It’s not long before the summer fire season will begin. Anyone inclined to argue publicly for better managed forests could do the following, preferably close to the anniversary of your fire of choice. The media love anniversaries. You might use some of these facts, as reported in the Washington Post: “Cerro Grande is the name of a hill in the Bandelier National Monument in New Mexico near Los Alamos, where a prescribed fire was ignited May 4. High, erratic winds drove the fire beyond the control area toward the city and the Los Alamos National Laboratory. Before the fire was finally contained, it destroyed 235 homes in Los Alamos and burned 47,650 acres.”

1) Write letters to the editor in favor of forestry management. Mention the fact that more acreage burned in the West in 2000 than the entire acreage of Connecticut. Say that little or poor management has left our forests “in the balance.”

2) Call any radio talk show and remind the host of the anniversary of your chosen fire, its devastating effects, and the underlying cause — little or no forest management.

3) Organize an event with a group of wise-use minded youngsters that will provide visuals for television and newspaper photographers and interviews for tape-recorder-toting radio news folk. If you have one teenager who is confident enough to explain to a reporter that sound forest management promotes better outdoor recreation, saves lives and homes, get that young person to the microphone. If you want your event to have added news value, invite elected officials you can trust to say something in support of forest management.

The Greens will say, “We just don’t believe in forest thinning. Mother Nature should be left alone,” and they will look uninformed. It would be nice to give them the opportunity to look that way.

The Washington Post also reported that: “According to the National Interagency Fire Center in Boise, Idaho, there were 84,960 wildfires that burned almost 7 million acres of land across the United States between Jan. 1 and Oct. 21. A total of 852 structures were destroyed by the fires, which cost almost $878 million to suppress.”

“Idaho was the hardest-hit state. It experienced 1,598 fires that burned 1.2 million acres of land, according to data compiled by the center. The next hardest-hit state was Montana, where 2,366 fires scorched 947,819 acres. In Nevada, wildfires covered more than 600,000 acres of land.”

I recommend that you reach out to local television, newspaper, radio and reliable Internet reporters.
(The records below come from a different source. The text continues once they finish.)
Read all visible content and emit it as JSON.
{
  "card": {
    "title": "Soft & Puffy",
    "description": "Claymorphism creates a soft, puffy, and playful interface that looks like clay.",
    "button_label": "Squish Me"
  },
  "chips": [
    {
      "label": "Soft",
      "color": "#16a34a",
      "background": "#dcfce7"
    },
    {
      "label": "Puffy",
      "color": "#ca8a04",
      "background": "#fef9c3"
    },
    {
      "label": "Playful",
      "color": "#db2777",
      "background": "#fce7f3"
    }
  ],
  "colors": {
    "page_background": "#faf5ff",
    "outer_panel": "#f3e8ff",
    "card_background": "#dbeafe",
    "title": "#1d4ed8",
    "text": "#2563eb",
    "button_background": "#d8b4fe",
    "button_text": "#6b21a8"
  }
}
Media in the larger Western markets — Seattle, Portland, San Francisco, Los Angeles — will bend over backwards to provide “environmental balance” to your story; you could end up doing all the work while the opposition steals the day.

Your news release should dwell on the ways that wildfires destroy forests and take away opportunities for outdoor recreation.

Send me copies of published letters or news reports about events you generate.

(Rich Jefferson may be reached via e-mail at